Favorite places are Venice and Florence Italy. Sequoia, Yosemite, and Yellowstone plus most national parks and monuments. Also the Apple Farm hotel in San Luis Obispo and the drive north from LA to Monterrey.

Favorite foods are pizza, linguini with tomato sauce, ice cream, lemon meringue pie and chocolate pudding. All very commonplace. Favorite colors are peach, pink and red. Favorite people are the children and grandchildren although I miss my parents and grandmother Cherkas and Aunt Sylvia.

A few more books worth mentioning. Marjorie Morningstar and Don't Stop the Carnival by Herman Wouk; Goodbye Columbus by Phillip Roth; Exodus by Leon Uris and The Pedlocks by Stephen Longstreet.

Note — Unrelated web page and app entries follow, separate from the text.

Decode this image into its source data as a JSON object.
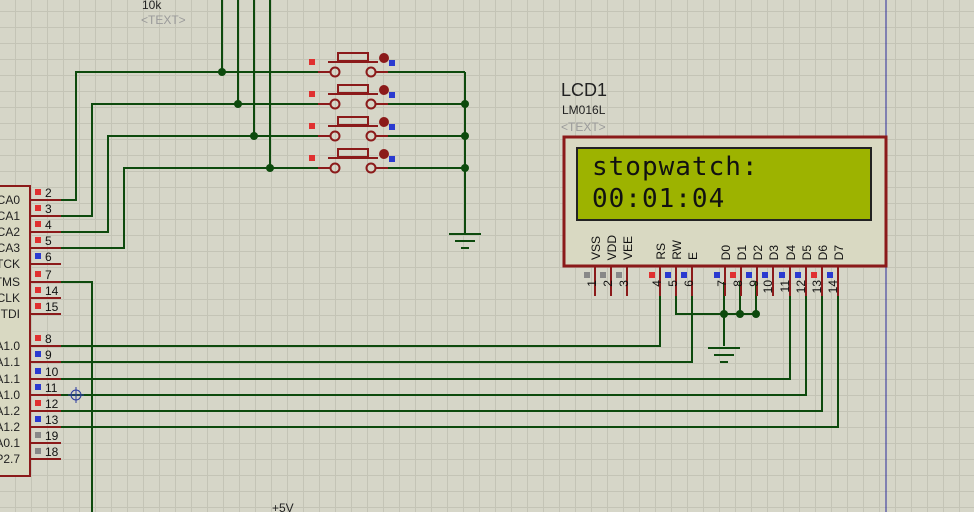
{
  "resistor": {
    "value": "10k",
    "text": "<TEXT>"
  },
  "lcd": {
    "ref": "LCD1",
    "model": "LM016L",
    "text_placeholder": "<TEXT>",
    "line1": "stopwatch:",
    "line2": "00:01:04",
    "pin_names": [
      "VSS",
      "VDD",
      "VEE",
      "RS",
      "RW",
      "E",
      "D0",
      "D1",
      "D2",
      "D3",
      "D4",
      "D5",
      "D6",
      "D7"
    ],
    "pin_numbers": [
      "1",
      "2",
      "3",
      "4",
      "5",
      "6",
      "7",
      "8",
      "9",
      "10",
      "11",
      "12",
      "13",
      "14"
    ]
  },
  "mcu": {
    "pin_labels": [
      "CA0",
      "CA1",
      "CA2",
      "CA3",
      "TCK",
      "TMS",
      "TCLK",
      "TDI",
      "A1.0",
      "A1.1",
      "A1.1",
      "A1.0",
      "A1.2",
      "A1.2",
      "A0.1",
      "P2.7"
    ],
    "pin_numbers": [
      "2",
      "3",
      "4",
      "5",
      "6",
      "7",
      "14",
      "15",
      "8",
      "9",
      "10",
      "11",
      "12",
      "13",
      "19",
      "18"
    ]
  },
  "power_label": "+5V",
  "colors": {
    "wire": "#0d4a0d",
    "component": "#8b1a1a",
    "lcd_screen": "#9db300",
    "lcd_body": "#d9d9c2"
  }
}
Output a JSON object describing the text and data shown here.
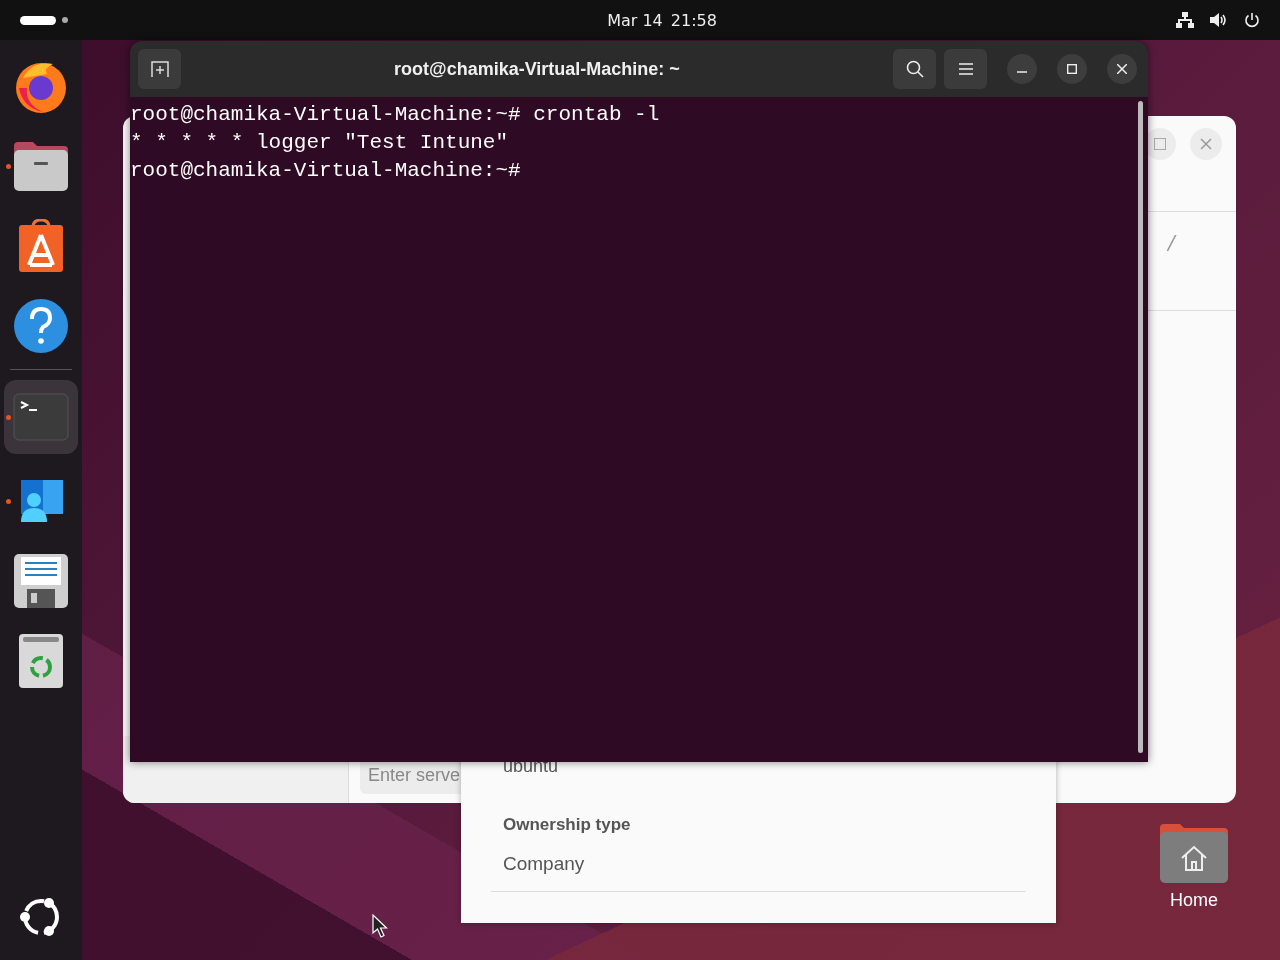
{
  "top_bar": {
    "date": "Mar 14",
    "time": "21:58"
  },
  "dock": {
    "items": [
      {
        "kind": "firefox",
        "running": false,
        "selected": false
      },
      {
        "kind": "files",
        "running": true,
        "selected": false
      },
      {
        "kind": "store",
        "running": false,
        "selected": false
      },
      {
        "kind": "help",
        "running": false,
        "selected": false
      },
      {
        "kind": "terminal",
        "running": true,
        "selected": true
      },
      {
        "kind": "portal",
        "running": true,
        "selected": false
      },
      {
        "kind": "editor",
        "running": false,
        "selected": false
      },
      {
        "kind": "trash",
        "running": false,
        "selected": false
      }
    ]
  },
  "files_window": {
    "server_placeholder": "Enter serve",
    "path": "/"
  },
  "dialog": {
    "value": "ubuntu",
    "field_label": "Ownership type",
    "field_value": "Company"
  },
  "terminal": {
    "title": "root@chamika-Virtual-Machine: ~",
    "lines": [
      "root@chamika-Virtual-Machine:~# crontab -l",
      "* * * * * logger \"Test Intune\"",
      "root@chamika-Virtual-Machine:~#"
    ]
  },
  "desktop_icons": [
    {
      "label": "Home"
    }
  ]
}
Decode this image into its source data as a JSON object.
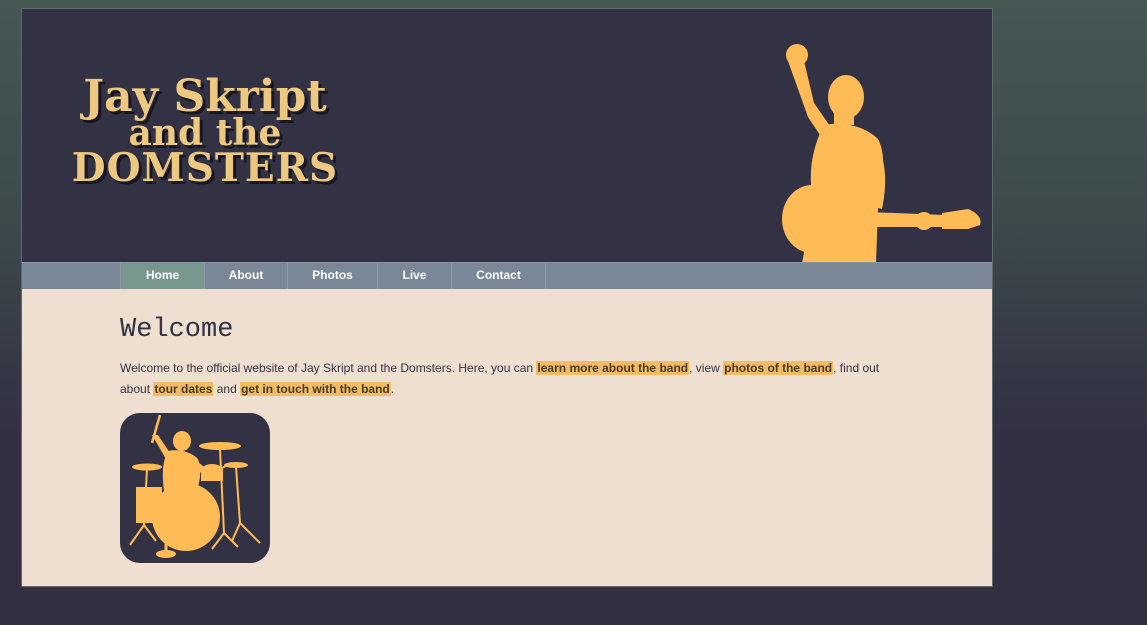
{
  "header": {
    "logo": {
      "line1": "Jay Skript",
      "line2": "and the",
      "line3": "DOMSTERS"
    }
  },
  "nav": {
    "items": [
      {
        "label": "Home",
        "active": true
      },
      {
        "label": "About",
        "active": false
      },
      {
        "label": "Photos",
        "active": false
      },
      {
        "label": "Live",
        "active": false
      },
      {
        "label": "Contact",
        "active": false
      }
    ]
  },
  "main": {
    "title": "Welcome",
    "intro": {
      "t1": "Welcome to the official website of Jay Skript and the Domsters. Here, you can ",
      "link1": "learn more about the band",
      "t2": ", view ",
      "link2": "photos of the band",
      "t3": ", find out about ",
      "link3": "tour dates",
      "t4": " and ",
      "link4": "get in touch with the band",
      "t5": "."
    }
  },
  "colors": {
    "header_bg": "#333244",
    "accent": "#ffbb55",
    "logo_text": "#ecc880",
    "nav_bg": "#798797",
    "nav_active": "#78988f",
    "content_bg": "#efdfd0"
  },
  "icons": {
    "guitarist": "guitarist-silhouette-icon",
    "drummer": "drummer-silhouette-icon"
  }
}
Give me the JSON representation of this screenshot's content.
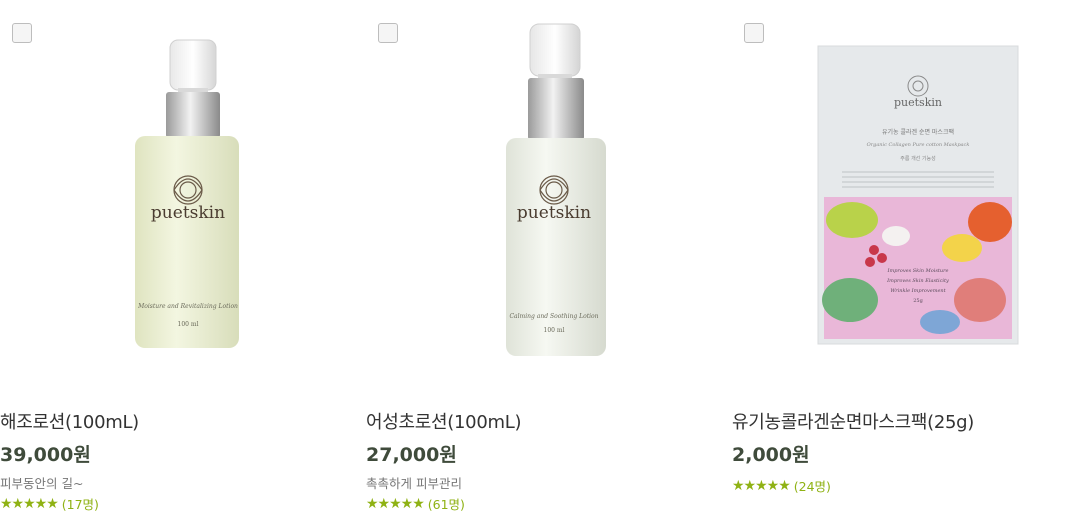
{
  "products": [
    {
      "name": "해조로션(100mL)",
      "price": "39,000원",
      "desc": "피부동안의 길~",
      "stars": "★★★★★",
      "reviews": "(17명)",
      "label": {
        "brand": "puetskin",
        "line": "Moisture and Revitalizing Lotion",
        "volume": "100 ml"
      },
      "bottle_color": "#edf0d3"
    },
    {
      "name": "어성초로션(100mL)",
      "price": "27,000원",
      "desc": "촉촉하게 피부관리",
      "stars": "★★★★★",
      "reviews": "(61명)",
      "label": {
        "brand": "puetskin",
        "line": "Calming and Soothing Lotion",
        "volume": "100 ml"
      },
      "bottle_color": "#eff2ea"
    },
    {
      "name": "유기농콜라겐순면마스크팩(25g)",
      "price": "2,000원",
      "desc": "",
      "stars": "★★★★★",
      "reviews": "(24명)",
      "label": {
        "brand": "puetskin",
        "title_ko": "유기농 콜라겐 순면 마스크팩",
        "title_en": "Organic Collagen Pure cotton Maskpack",
        "sub_ko": "주름 개선 기능성",
        "claims": [
          "Improves Skin Moisture",
          "Improves Skin Elasticity",
          "Wrinkle Improvement"
        ],
        "weight": "25g"
      }
    }
  ],
  "colors": {
    "accent": "#8fb214",
    "price": "#3f4b3b"
  }
}
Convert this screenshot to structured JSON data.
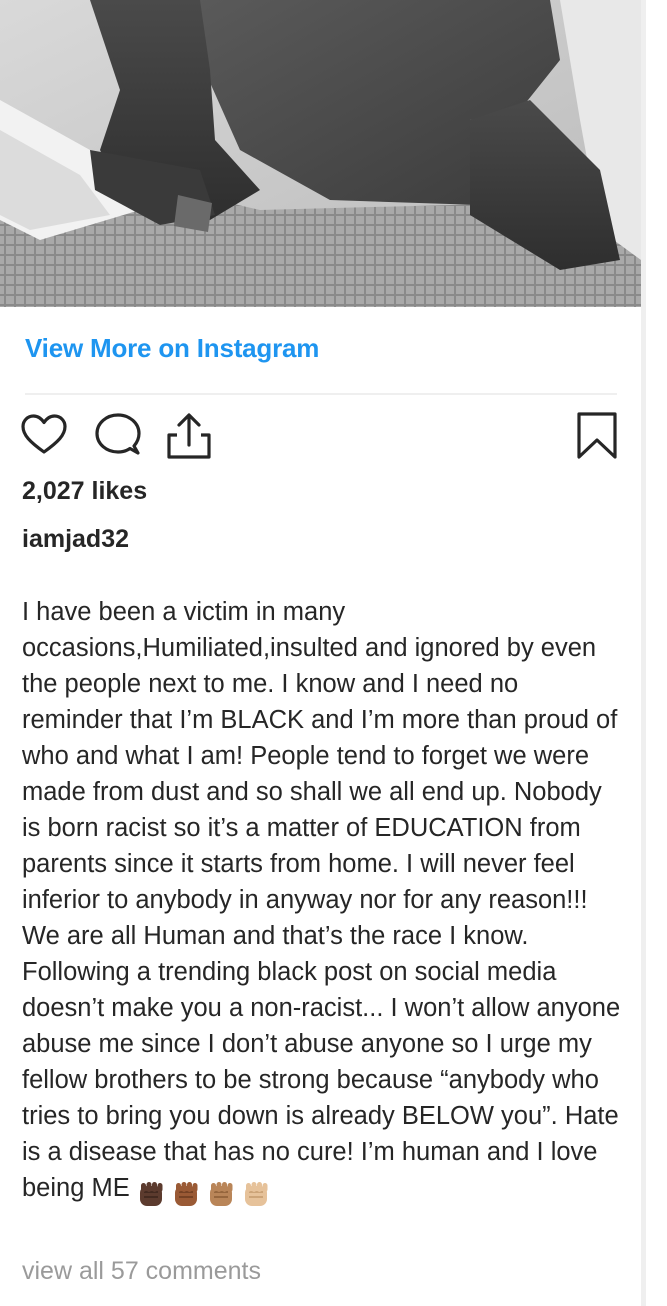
{
  "post": {
    "link_label": "View More on Instagram",
    "likes_text": "2,027 likes",
    "username": "iamjad32",
    "caption": "I have been a victim in many occasions,Humiliated,insulted and ignored by even the people next to me. I know and I need no reminder that I’m BLACK and I’m more than proud of who and what I am! People tend to forget we were made from dust and so shall we all end up. Nobody is born racist so it’s a matter of EDUCATION from parents since it starts from home. I will never feel inferior to anybody in anyway nor for any reason!!! We are all Human and that’s the race I know. Following a trending black post on social media doesn’t make you a non-racist... I won’t allow anyone abuse me since I don’t abuse anyone so I urge my fellow brothers to be strong because “anybody who tries to bring you down is already BELOW you”. Hate is a disease that has no cure! I’m human and I love being ME",
    "comments_link": "view all 57 comments"
  },
  "actions": {
    "like_icon": "heart-icon",
    "comment_icon": "comment-icon",
    "share_icon": "share-icon",
    "save_icon": "bookmark-icon"
  },
  "emojis": [
    {
      "name": "raised-fist-dark-skin-tone",
      "color": "#5c3b2e"
    },
    {
      "name": "raised-fist-medium-dark-skin-tone",
      "color": "#9a5a35"
    },
    {
      "name": "raised-fist-medium-skin-tone",
      "color": "#b98558"
    },
    {
      "name": "raised-fist-medium-light-skin-tone",
      "color": "#e6c29a"
    }
  ],
  "colors": {
    "link_blue": "#1e95f0",
    "text": "#262626",
    "muted": "#9a9a9a"
  }
}
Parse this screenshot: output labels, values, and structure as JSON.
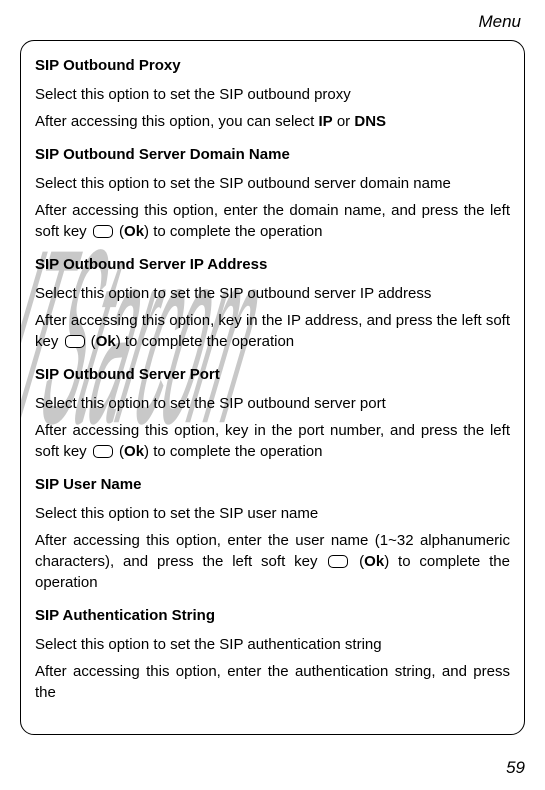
{
  "header": {
    "chapter": "Menu"
  },
  "watermark": "UTStarcom",
  "sections": [
    {
      "heading": "SIP Outbound Proxy",
      "paragraphs": [
        {
          "text": "Select this option to set the SIP outbound proxy"
        },
        {
          "parts": [
            "After accessing this option, you can select ",
            {
              "bold": "IP"
            },
            " or ",
            {
              "bold": "DNS"
            }
          ]
        }
      ]
    },
    {
      "heading": "SIP Outbound Server Domain Name",
      "paragraphs": [
        {
          "text": "Select this option to set the SIP outbound server domain name"
        },
        {
          "parts": [
            "After accessing this option, enter the domain name, and press the left soft key ",
            {
              "icon": "softkey"
            },
            " (",
            {
              "bold": "Ok"
            },
            ") to complete the operation"
          ]
        }
      ]
    },
    {
      "heading": "SIP Outbound Server IP Address",
      "paragraphs": [
        {
          "text": "Select this option to set the SIP outbound server IP address"
        },
        {
          "parts": [
            "After accessing this option, key in the IP address, and press the left soft key ",
            {
              "icon": "softkey"
            },
            " (",
            {
              "bold": "Ok"
            },
            ") to complete the operation"
          ]
        }
      ]
    },
    {
      "heading": "SIP Outbound Server Port",
      "paragraphs": [
        {
          "text": "Select this option to set the SIP outbound server port"
        },
        {
          "parts": [
            "After accessing this option, key in the port number, and press the left soft key ",
            {
              "icon": "softkey"
            },
            " (",
            {
              "bold": "Ok"
            },
            ") to complete the operation"
          ]
        }
      ]
    },
    {
      "heading": "SIP User Name",
      "paragraphs": [
        {
          "text": "Select this option to set the SIP user name"
        },
        {
          "parts": [
            "After accessing this option, enter the user name (1~32 alphanumeric characters), and press the left soft key ",
            {
              "icon": "softkey"
            },
            " (",
            {
              "bold": "Ok"
            },
            ") to complete the operation"
          ]
        }
      ]
    },
    {
      "heading": "SIP Authentication String",
      "paragraphs": [
        {
          "text": "Select this option to set the SIP authentication string"
        },
        {
          "parts": [
            "After accessing this option, enter the authentication string, and press the"
          ]
        }
      ]
    }
  ],
  "page_number": "59"
}
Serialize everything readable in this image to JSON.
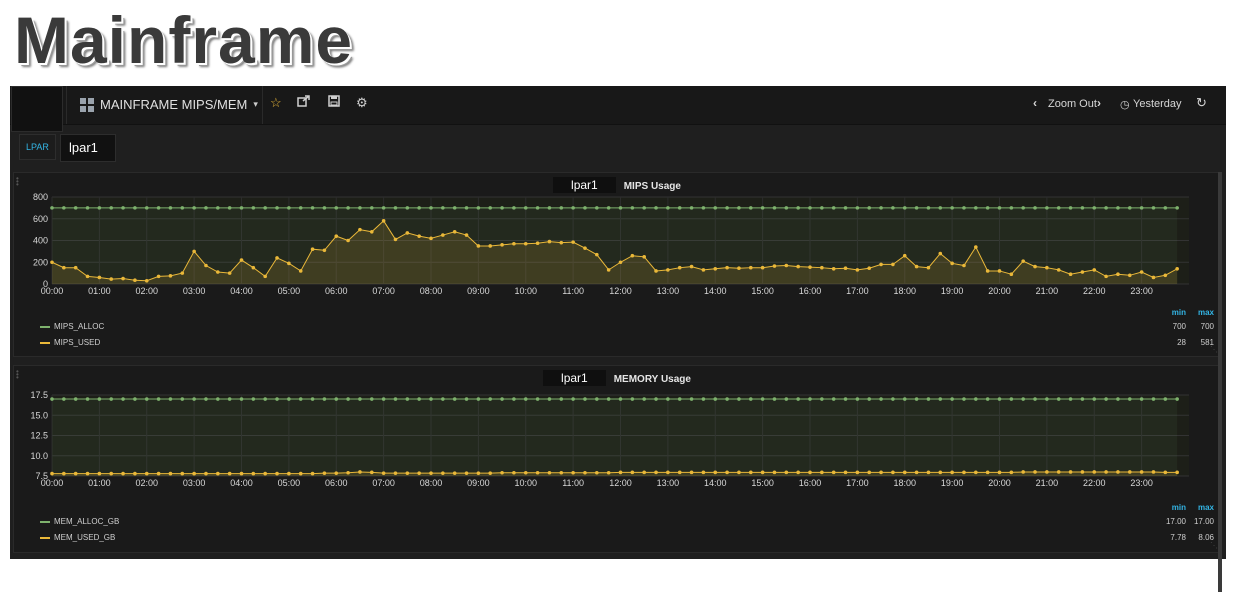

Next are my favorite movies. Now Voyager with Betty Davis and Claude Rains. She is my favorite actress while he is both an orthodox Jew and my favorite actor. The Wizard of Oz. Top Gun because of the authentic flying scenes. Remember I am a CFII. Jumanji plus Willy Wonka and the Chocolate Factory; How Green Was My Valley and Chariots of Fire.

My Days

I am almost 78 years old. Very astonishing even to me - I wake up every morning and can hardly believe this. I still take care of my small home by myself since I refuse to pay other people for not doing as good a job.

I manage all financial family matters. I drive a fair distance to and from visiting Norman and am with him every day. I walk a couple of miles daily by order of my doctors and I play daily with my iPad seeing what all my relatives are thinking. Here I must thank my beloved friend and companion Adam Jared Helman for insisting I become acquainted with virtual pursuits - also for organizing and coloring this treatise. Without him it would not have been accomplished.

I also thank those of you who spent time to read my family's abbreviated history. My parents and grandparents poured blood, sweat and tears getting to America. The Golden Land. Rabbi Lehrman delivered funeral orations in the broiling heat and freezing cold to earn a living; and so did Leo Helman doing carpentry in horrendous weather.

And so I wish you all my children and grandchildren

May the road rise to meet you.
- An Irish blessing

** and **

May you live and be healthy to 120 years.
- A Jewish blessing

        Love Love Kiss Kiss,

new family
At Aaron's 2012 Bar Mitzvah we have in the front row from viewer's left -
Daniel, Aaron, Julianna with husband Andrew and son Sage Wesley; Moshe, Rebekah with daughters
Isabella (standing) and Dana Marie (in her arms). Back row (again viewer's left to right) -
Rachel with husband Mike and daughter Alyena; Dana's mother Pauline, Blossom, Adam, Dale and Dana.

Electronic Family Album Hanukkah 2014

Addendum (by Adam)

It is wholly fitting that I created and refined this web page while seated at Grandpa's desk where he wrote innumerable sermons for his congregation. From here I have written enough to fill volumes of books, yet nearly all of it in electronic format for benefiting an eclectic subset of the climbing community.

The intended audience has changed radically, yet the desire to share knowledge for the greater good remains intact.

Blossom's photograph page return to main family album page